WORK REQUEST – Reproduce the following entries exactly, leaving nothing out.

Start of INFORMATION

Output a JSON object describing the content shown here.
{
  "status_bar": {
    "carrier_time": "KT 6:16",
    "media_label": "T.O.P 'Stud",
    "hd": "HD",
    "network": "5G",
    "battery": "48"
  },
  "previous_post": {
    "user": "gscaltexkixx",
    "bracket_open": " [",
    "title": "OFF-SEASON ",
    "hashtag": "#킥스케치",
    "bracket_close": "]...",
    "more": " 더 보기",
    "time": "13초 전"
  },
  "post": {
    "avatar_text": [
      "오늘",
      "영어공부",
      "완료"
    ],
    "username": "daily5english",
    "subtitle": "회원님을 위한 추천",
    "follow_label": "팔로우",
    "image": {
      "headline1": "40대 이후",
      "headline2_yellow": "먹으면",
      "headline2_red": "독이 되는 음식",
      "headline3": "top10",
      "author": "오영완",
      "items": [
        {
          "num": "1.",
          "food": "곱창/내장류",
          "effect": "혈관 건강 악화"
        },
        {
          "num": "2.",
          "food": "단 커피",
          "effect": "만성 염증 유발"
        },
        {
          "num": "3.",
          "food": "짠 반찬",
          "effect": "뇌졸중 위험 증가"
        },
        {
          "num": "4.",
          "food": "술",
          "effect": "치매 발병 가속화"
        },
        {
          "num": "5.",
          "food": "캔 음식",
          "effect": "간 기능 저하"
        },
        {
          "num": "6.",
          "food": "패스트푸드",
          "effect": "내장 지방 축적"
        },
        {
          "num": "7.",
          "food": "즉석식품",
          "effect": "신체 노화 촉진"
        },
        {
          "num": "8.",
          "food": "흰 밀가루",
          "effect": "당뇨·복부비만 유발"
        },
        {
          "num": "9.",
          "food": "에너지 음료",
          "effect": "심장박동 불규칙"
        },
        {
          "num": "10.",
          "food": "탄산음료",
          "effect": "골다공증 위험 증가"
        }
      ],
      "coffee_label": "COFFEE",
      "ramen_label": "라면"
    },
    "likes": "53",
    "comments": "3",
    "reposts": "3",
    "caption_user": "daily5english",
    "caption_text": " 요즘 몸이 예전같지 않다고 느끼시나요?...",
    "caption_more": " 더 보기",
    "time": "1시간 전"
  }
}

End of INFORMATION

ANSWER TO THIS EXERCISE –
Output a JSON object describing the content shown here.
{
  "status_bar": {
    "carrier_time": "KT 6:16",
    "media_label": "T.O.P 'Stud",
    "hd": "HD",
    "network": "5G",
    "battery": "48"
  },
  "previous_post": {
    "user": "gscaltexkixx",
    "bracket_open": " [",
    "title": "OFF-SEASON ",
    "hashtag": "#킥스케치",
    "bracket_close": "]...",
    "more": " 더 보기",
    "time": "13초 전"
  },
  "post": {
    "avatar_text": [
      "오늘",
      "영어공부",
      "완료"
    ],
    "username": "daily5english",
    "subtitle": "회원님을 위한 추천",
    "follow_label": "팔로우",
    "image": {
      "headline1": "40대 이후",
      "headline2_yellow": "먹으면",
      "headline2_red": "독이 되는 음식",
      "headline3": "top10",
      "author": "오영완",
      "items": [
        {
          "num": "1.",
          "food": "곱창/내장류",
          "effect": "혈관 건강 악화"
        },
        {
          "num": "2.",
          "food": "단 커피",
          "effect": "만성 염증 유발"
        },
        {
          "num": "3.",
          "food": "짠 반찬",
          "effect": "뇌졸중 위험 증가"
        },
        {
          "num": "4.",
          "food": "술",
          "effect": "치매 발병 가속화"
        },
        {
          "num": "5.",
          "food": "캔 음식",
          "effect": "간 기능 저하"
        },
        {
          "num": "6.",
          "food": "패스트푸드",
          "effect": "내장 지방 축적"
        },
        {
          "num": "7.",
          "food": "즉석식품",
          "effect": "신체 노화 촉진"
        },
        {
          "num": "8.",
          "food": "흰 밀가루",
          "effect": "당뇨·복부비만 유발"
        },
        {
          "num": "9.",
          "food": "에너지 음료",
          "effect": "심장박동 불규칙"
        },
        {
          "num": "10.",
          "food": "탄산음료",
          "effect": "골다공증 위험 증가"
        }
      ],
      "coffee_label": "COFFEE",
      "ramen_label": "라면"
    },
    "likes": "53",
    "comments": "3",
    "reposts": "3",
    "caption_user": "daily5english",
    "caption_text": " 요즘 몸이 예전같지 않다고 느끼시나요?...",
    "caption_more": " 더 보기",
    "time": "1시간 전"
  }
}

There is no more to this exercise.